In the copy of these records, include no pictures and change nothing else.

*** Block opens ***

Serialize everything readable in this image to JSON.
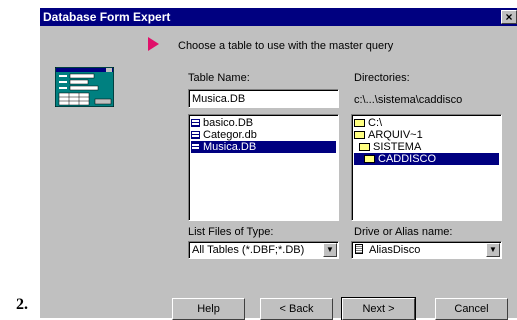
{
  "page_number": "2.",
  "dialog": {
    "title": "Database Form Expert",
    "close_glyph": "×",
    "instruction": "Choose a table to use with the master query",
    "table_name_label": "Table Name:",
    "table_name_value": "Musica.DB",
    "directories_label": "Directories:",
    "current_directory": "c:\\...\\sistema\\caddisco",
    "files": [
      "basico.DB",
      "Categor.db",
      "Musica.DB"
    ],
    "selected_file": "Musica.DB",
    "directories": [
      "C:\\",
      "ARQUIV~1",
      "SISTEMA",
      "CADDISCO"
    ],
    "selected_directory": "CADDISCO",
    "file_type_label": "List Files of Type:",
    "file_type_value": "All Tables (*.DBF;*.DB)",
    "drive_label": "Drive or Alias name:",
    "drive_value": "AliasDisco",
    "buttons": {
      "help": "Help",
      "back": "< Back",
      "next": "Next >",
      "cancel": "Cancel"
    },
    "colors": {
      "titlebar": "#000080",
      "dialog_bg": "#c0c0c0",
      "pointer": "#e0106a"
    }
  }
}
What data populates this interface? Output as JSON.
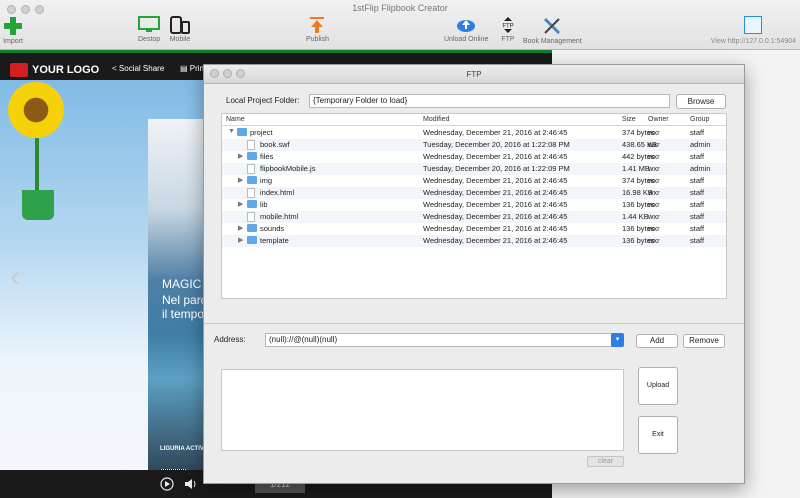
{
  "app": {
    "title": "1stFlip Flipbook Creator",
    "view_url": "View http://127.0.0.1:54904"
  },
  "toolbar": {
    "import": "Import",
    "desktop": "Destop",
    "mobile": "Mobile",
    "publish": "Publish",
    "upload_online": "Unload Online",
    "ftp": "FTP",
    "book_management": "Book Management"
  },
  "preview": {
    "logo": "YOUR LOGO",
    "social_share": "Social Share",
    "print": "Print",
    "cover_magic": "MAGIC",
    "cover_sub1": "Nel parc",
    "cover_sub2": "il tempo",
    "cover_liguria": "LIGURIA ACTIV",
    "page_indicator": "1/212"
  },
  "ftp": {
    "window_title": "FTP",
    "local_folder_label": "Local Project Folder:",
    "local_folder_value": "{Temporary Folder to load}",
    "browse": "Browse",
    "columns": {
      "name": "Name",
      "modified": "Modified",
      "size": "Size",
      "owner": "Owner",
      "group": "Group"
    },
    "files": [
      {
        "name": "project",
        "kind": "folder",
        "toggle": "▼",
        "modified": "Wednesday, December 21, 2016 at 2:46:45",
        "size": "374 bytes",
        "owner": "wxr",
        "group": "staff"
      },
      {
        "name": "book.swf",
        "kind": "file",
        "toggle": "",
        "modified": "Tuesday, December 20, 2016 at 1:22:08 PM",
        "size": "438.65 KB",
        "owner": "wxr",
        "group": "admin"
      },
      {
        "name": "files",
        "kind": "folder",
        "toggle": "▶",
        "modified": "Wednesday, December 21, 2016 at 2:46:45",
        "size": "442 bytes",
        "owner": "wxr",
        "group": "staff"
      },
      {
        "name": "flipbookMobile.js",
        "kind": "file",
        "toggle": "",
        "modified": "Tuesday, December 20, 2016 at 1:22:09 PM",
        "size": "1.41 MB",
        "owner": "wxr",
        "group": "admin"
      },
      {
        "name": "img",
        "kind": "folder",
        "toggle": "▶",
        "modified": "Wednesday, December 21, 2016 at 2:46:45",
        "size": "374 bytes",
        "owner": "wxr",
        "group": "staff"
      },
      {
        "name": "index.html",
        "kind": "file",
        "toggle": "",
        "modified": "Wednesday, December 21, 2016 at 2:46:45",
        "size": "16.98 KB",
        "owner": "wxr",
        "group": "staff"
      },
      {
        "name": "lib",
        "kind": "folder",
        "toggle": "▶",
        "modified": "Wednesday, December 21, 2016 at 2:46:45",
        "size": "136 bytes",
        "owner": "wxr",
        "group": "staff"
      },
      {
        "name": "mobile.html",
        "kind": "file",
        "toggle": "",
        "modified": "Wednesday, December 21, 2016 at 2:46:45",
        "size": "1.44 KB",
        "owner": "wxr",
        "group": "staff"
      },
      {
        "name": "sounds",
        "kind": "folder",
        "toggle": "▶",
        "modified": "Wednesday, December 21, 2016 at 2:46:45",
        "size": "136 bytes",
        "owner": "wxr",
        "group": "staff"
      },
      {
        "name": "template",
        "kind": "folder",
        "toggle": "▶",
        "modified": "Wednesday, December 21, 2016 at 2:46:45",
        "size": "136 bytes",
        "owner": "wxr",
        "group": "staff"
      }
    ],
    "address_label": "Address:",
    "address_value": "(null)://@(null)(null)",
    "add": "Add",
    "remove": "Remove",
    "upload": "Upload",
    "exit": "Exit",
    "clear": "clear"
  },
  "colors": {
    "accent": "#2f7ee6",
    "folder": "#61a8e8",
    "import_green": "#23a33a",
    "publish_orange": "#f07a24"
  }
}
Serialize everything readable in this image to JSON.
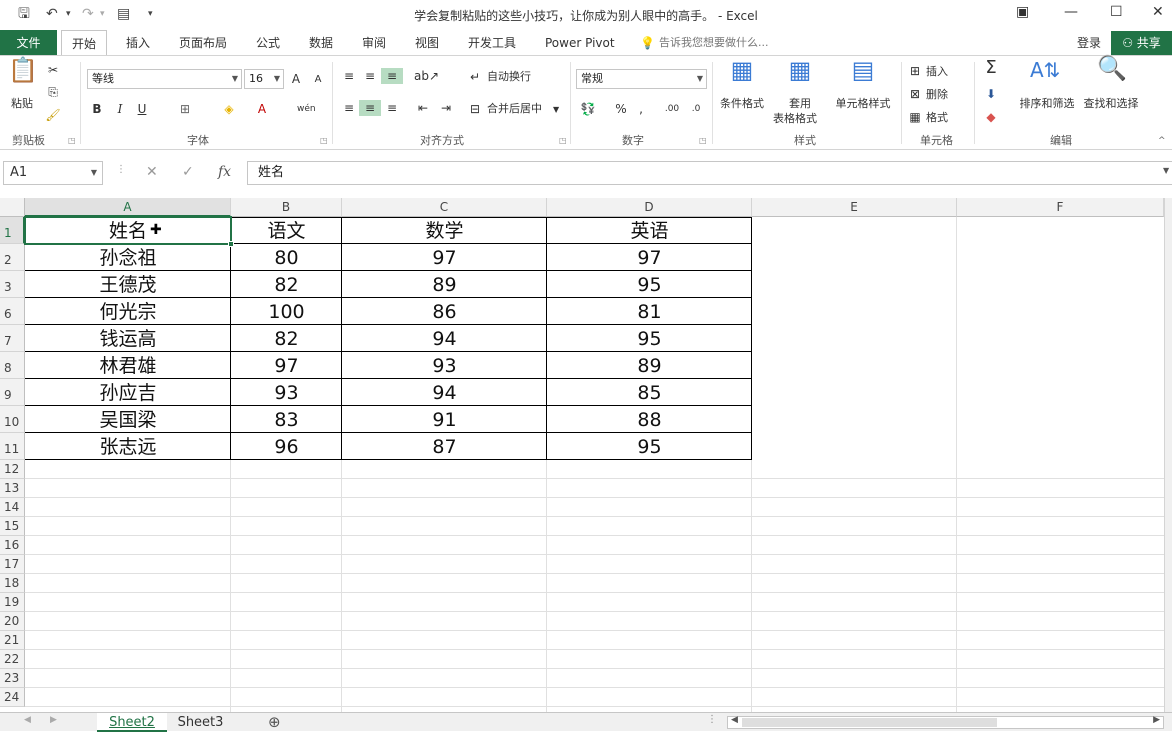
{
  "window": {
    "title": "学会复制粘贴的这些小技巧，让你成为别人眼中的高手。 - Excel"
  },
  "ribbon_tabs": {
    "file": "文件",
    "home": "开始",
    "insert": "插入",
    "layout": "页面布局",
    "formulas": "公式",
    "data": "数据",
    "review": "审阅",
    "view": "视图",
    "developer": "开发工具",
    "powerpivot": "Power Pivot",
    "tell": "告诉我您想要做什么...",
    "login": "登录",
    "share": "共享"
  },
  "ribbon": {
    "paste": "粘贴",
    "font_name": "等线",
    "font_size": "16",
    "wrap": "自动换行",
    "merge": "合并后居中",
    "number_format": "常规",
    "cond_format": "条件格式",
    "table_format_1": "套用",
    "table_format_2": "表格格式",
    "cell_style": "单元格样式",
    "insert": "插入",
    "delete": "删除",
    "format": "格式",
    "sort": "排序和筛选",
    "find": "查找和选择",
    "groups": {
      "clipboard": "剪贴板",
      "font": "字体",
      "align": "对齐方式",
      "number": "数字",
      "styles": "样式",
      "cells": "单元格",
      "edit": "编辑"
    }
  },
  "formula": {
    "namebox": "A1",
    "content": "姓名"
  },
  "columns": [
    "A",
    "B",
    "C",
    "D",
    "E",
    "F"
  ],
  "rows": [
    {
      "num": "1",
      "cells": [
        "姓名",
        "语文",
        "数学",
        "英语"
      ]
    },
    {
      "num": "2",
      "cells": [
        "孙念祖",
        "80",
        "97",
        "97"
      ]
    },
    {
      "num": "3",
      "cells": [
        "王德茂",
        "82",
        "89",
        "95"
      ]
    },
    {
      "num": "6",
      "cells": [
        "何光宗",
        "100",
        "86",
        "81"
      ]
    },
    {
      "num": "7",
      "cells": [
        "钱运高",
        "82",
        "94",
        "95"
      ]
    },
    {
      "num": "8",
      "cells": [
        "林君雄",
        "97",
        "93",
        "89"
      ]
    },
    {
      "num": "9",
      "cells": [
        "孙应吉",
        "93",
        "94",
        "85"
      ]
    },
    {
      "num": "10",
      "cells": [
        "吴国梁",
        "83",
        "91",
        "88"
      ]
    },
    {
      "num": "11",
      "cells": [
        "张志远",
        "96",
        "87",
        "95"
      ]
    }
  ],
  "empty_rows": [
    "12",
    "13",
    "14",
    "15",
    "16",
    "17",
    "18",
    "19",
    "20",
    "21",
    "22",
    "23",
    "24"
  ],
  "sheets": [
    "Sheet2",
    "Sheet3"
  ],
  "colors": {
    "excel_green": "#217346"
  }
}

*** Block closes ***

Output of the task
Serialize everything readable in this image to JSON.
{
  "page_number": "2.",
  "dialog": {
    "title": "Database Form Expert",
    "close_glyph": "×",
    "instruction": "Choose a table to use with the master query",
    "table_name_label": "Table Name:",
    "table_name_value": "Musica.DB",
    "directories_label": "Directories:",
    "current_directory": "c:\\...\\sistema\\caddisco",
    "files": [
      "basico.DB",
      "Categor.db",
      "Musica.DB"
    ],
    "selected_file": "Musica.DB",
    "directories": [
      "C:\\",
      "ARQUIV~1",
      "SISTEMA",
      "CADDISCO"
    ],
    "selected_directory": "CADDISCO",
    "file_type_label": "List Files of Type:",
    "file_type_value": "All Tables (*.DBF;*.DB)",
    "drive_label": "Drive or Alias name:",
    "drive_value": "AliasDisco",
    "buttons": {
      "help": "Help",
      "back": "< Back",
      "next": "Next >",
      "cancel": "Cancel"
    },
    "colors": {
      "titlebar": "#000080",
      "dialog_bg": "#c0c0c0",
      "pointer": "#e0106a"
    }
  }
}
What data populates this interface? Output as JSON.
{
  "app": {
    "title": "1stFlip Flipbook Creator",
    "view_url": "View http://127.0.0.1:54904"
  },
  "toolbar": {
    "import": "Import",
    "desktop": "Destop",
    "mobile": "Mobile",
    "publish": "Publish",
    "upload_online": "Unload Online",
    "ftp": "FTP",
    "book_management": "Book Management"
  },
  "preview": {
    "logo": "YOUR LOGO",
    "social_share": "Social Share",
    "print": "Print",
    "cover_magic": "MAGIC",
    "cover_sub1": "Nel parc",
    "cover_sub2": "il tempo",
    "cover_liguria": "LIGURIA ACTIV",
    "page_indicator": "1/212"
  },
  "ftp": {
    "window_title": "FTP",
    "local_folder_label": "Local Project Folder:",
    "local_folder_value": "{Temporary Folder to load}",
    "browse": "Browse",
    "columns": {
      "name": "Name",
      "modified": "Modified",
      "size": "Size",
      "owner": "Owner",
      "group": "Group"
    },
    "files": [
      {
        "name": "project",
        "kind": "folder",
        "toggle": "▼",
        "modified": "Wednesday, December 21, 2016 at 2:46:45",
        "size": "374 bytes",
        "owner": "wxr",
        "group": "staff"
      },
      {
        "name": "book.swf",
        "kind": "file",
        "toggle": "",
        "modified": "Tuesday, December 20, 2016 at 1:22:08 PM",
        "size": "438.65 KB",
        "owner": "wxr",
        "group": "admin"
      },
      {
        "name": "files",
        "kind": "folder",
        "toggle": "▶",
        "modified": "Wednesday, December 21, 2016 at 2:46:45",
        "size": "442 bytes",
        "owner": "wxr",
        "group": "staff"
      },
      {
        "name": "flipbookMobile.js",
        "kind": "file",
        "toggle": "",
        "modified": "Tuesday, December 20, 2016 at 1:22:09 PM",
        "size": "1.41 MB",
        "owner": "wxr",
        "group": "admin"
      },
      {
        "name": "img",
        "kind": "folder",
        "toggle": "▶",
        "modified": "Wednesday, December 21, 2016 at 2:46:45",
        "size": "374 bytes",
        "owner": "wxr",
        "group": "staff"
      },
      {
        "name": "index.html",
        "kind": "file",
        "toggle": "",
        "modified": "Wednesday, December 21, 2016 at 2:46:45",
        "size": "16.98 KB",
        "owner": "wxr",
        "group": "staff"
      },
      {
        "name": "lib",
        "kind": "folder",
        "toggle": "▶",
        "modified": "Wednesday, December 21, 2016 at 2:46:45",
        "size": "136 bytes",
        "owner": "wxr",
        "group": "staff"
      },
      {
        "name": "mobile.html",
        "kind": "file",
        "toggle": "",
        "modified": "Wednesday, December 21, 2016 at 2:46:45",
        "size": "1.44 KB",
        "owner": "wxr",
        "group": "staff"
      },
      {
        "name": "sounds",
        "kind": "folder",
        "toggle": "▶",
        "modified": "Wednesday, December 21, 2016 at 2:46:45",
        "size": "136 bytes",
        "owner": "wxr",
        "group": "staff"
      },
      {
        "name": "template",
        "kind": "folder",
        "toggle": "▶",
        "modified": "Wednesday, December 21, 2016 at 2:46:45",
        "size": "136 bytes",
        "owner": "wxr",
        "group": "staff"
      }
    ],
    "address_label": "Address:",
    "address_value": "(null)://@(null)(null)",
    "add": "Add",
    "remove": "Remove",
    "upload": "Upload",
    "exit": "Exit",
    "clear": "clear"
  },
  "colors": {
    "accent": "#2f7ee6",
    "folder": "#61a8e8",
    "import_green": "#23a33a",
    "publish_orange": "#f07a24"
  }
}
Serialize everything readable in this image to JSON.
{
  "window": {
    "title": "学会复制粘贴的这些小技巧，让你成为别人眼中的高手。 - Excel"
  },
  "ribbon_tabs": {
    "file": "文件",
    "home": "开始",
    "insert": "插入",
    "layout": "页面布局",
    "formulas": "公式",
    "data": "数据",
    "review": "审阅",
    "view": "视图",
    "developer": "开发工具",
    "powerpivot": "Power Pivot",
    "tell": "告诉我您想要做什么...",
    "login": "登录",
    "share": "共享"
  },
  "ribbon": {
    "paste": "粘贴",
    "font_name": "等线",
    "font_size": "16",
    "wrap": "自动换行",
    "merge": "合并后居中",
    "number_format": "常规",
    "cond_format": "条件格式",
    "table_format_1": "套用",
    "table_format_2": "表格格式",
    "cell_style": "单元格样式",
    "insert": "插入",
    "delete": "删除",
    "format": "格式",
    "sort": "排序和筛选",
    "find": "查找和选择",
    "groups": {
      "clipboard": "剪贴板",
      "font": "字体",
      "align": "对齐方式",
      "number": "数字",
      "styles": "样式",
      "cells": "单元格",
      "edit": "编辑"
    }
  },
  "formula": {
    "namebox": "A1",
    "content": "姓名"
  },
  "columns": [
    "A",
    "B",
    "C",
    "D",
    "E",
    "F"
  ],
  "rows": [
    {
      "num": "1",
      "cells": [
        "姓名",
        "语文",
        "数学",
        "英语"
      ]
    },
    {
      "num": "2",
      "cells": [
        "孙念祖",
        "80",
        "97",
        "97"
      ]
    },
    {
      "num": "3",
      "cells": [
        "王德茂",
        "82",
        "89",
        "95"
      ]
    },
    {
      "num": "6",
      "cells": [
        "何光宗",
        "100",
        "86",
        "81"
      ]
    },
    {
      "num": "7",
      "cells": [
        "钱运高",
        "82",
        "94",
        "95"
      ]
    },
    {
      "num": "8",
      "cells": [
        "林君雄",
        "97",
        "93",
        "89"
      ]
    },
    {
      "num": "9",
      "cells": [
        "孙应吉",
        "93",
        "94",
        "85"
      ]
    },
    {
      "num": "10",
      "cells": [
        "吴国梁",
        "83",
        "91",
        "88"
      ]
    },
    {
      "num": "11",
      "cells": [
        "张志远",
        "96",
        "87",
        "95"
      ]
    }
  ],
  "empty_rows": [
    "12",
    "13",
    "14",
    "15",
    "16",
    "17",
    "18",
    "19",
    "20",
    "21",
    "22",
    "23",
    "24"
  ],
  "sheets": [
    "Sheet2",
    "Sheet3"
  ],
  "colors": {
    "excel_green": "#217346"
  }
}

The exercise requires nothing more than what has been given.